Chinatown grows in commercial appeal

20130119-st-chinatown-grows-commercial-appeal-pic THERE is a buzz in Chinatown and not just because it is the festive season.

Property has become the new talk of the town in the past few months, particularly commercial real estate.

The heritage-filled district has just received a major boost with the opening on Wednesday of the 16-storey Parkroyal on Pickering hotel and launch of the revamped Chinatown Point mall.

The 367-room hotel, which was built for $350 million, is owned and managed by Pan Pacific Hotels Group, a unit of UOL, a firm controlled by billionaire banker Wee Cho Yaw.

Right next door is Chinatown Point, which officially opened its doors barely a week ago after a $90 million facelift to revitalise the complex's 20-year-old interior and facade.

It houses 170 shops, luxury watch retailer Cortina, and anchor tenants Daiso and FairPrice across five floors.

Chinatown Point is owned by a consortium which includes Perennial Real Estate Holdings, German fund manager SEB, NTUC FairPrice and Singapore Press Holdings.

But these two big openings are just the icing on the cake.

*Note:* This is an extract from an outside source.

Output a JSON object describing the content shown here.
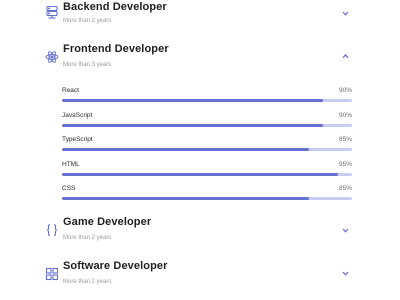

Interest in Chinatown's commercial segment has been growing, say property analysts, especially with the shift in investor focus towards non-residential property seen last year.

Knight Frank data shows that Outram's Chinatown segment registered a 74 per cent increase in the number of commercial transactions in 2012 compared with the previous year. These deals include sales of shophouses, strata offices and shops.

Ms Alice Tan, Knight Frank's senior manager for consultancy and research, noted that office sales in the heritage district were three times that of 2011 levels, driven largely by new sales in the mixed-use PS100 project in Peck Seah Street.

Ms Tan added that shophouse sales in Chinatown grew 45 per cent last year over 2011.

Mr Ong Kah Seng, director of R'ST Research, said the shophouses appeal both because of their proximity to the Central Business District and the Tanjong Pagar neighbourhood and their unique architectural features.

The outlook for Chinatown's commercial sector seems bright. Mr Ong anticipates that strong investor interest will carry over into the next few years, with the popularity of shophouses driving demand.

"Especially with the recent new measures to cool residential and industrial property investments, deeper-pocket investors are likely to focus on commercial property investments," he added.

"The low interest rates and ample liquidity also mean that the measures for residential and industrial properties are likely to stay for at least a couple of years."

Source: Straits Times, 19 Jan 2013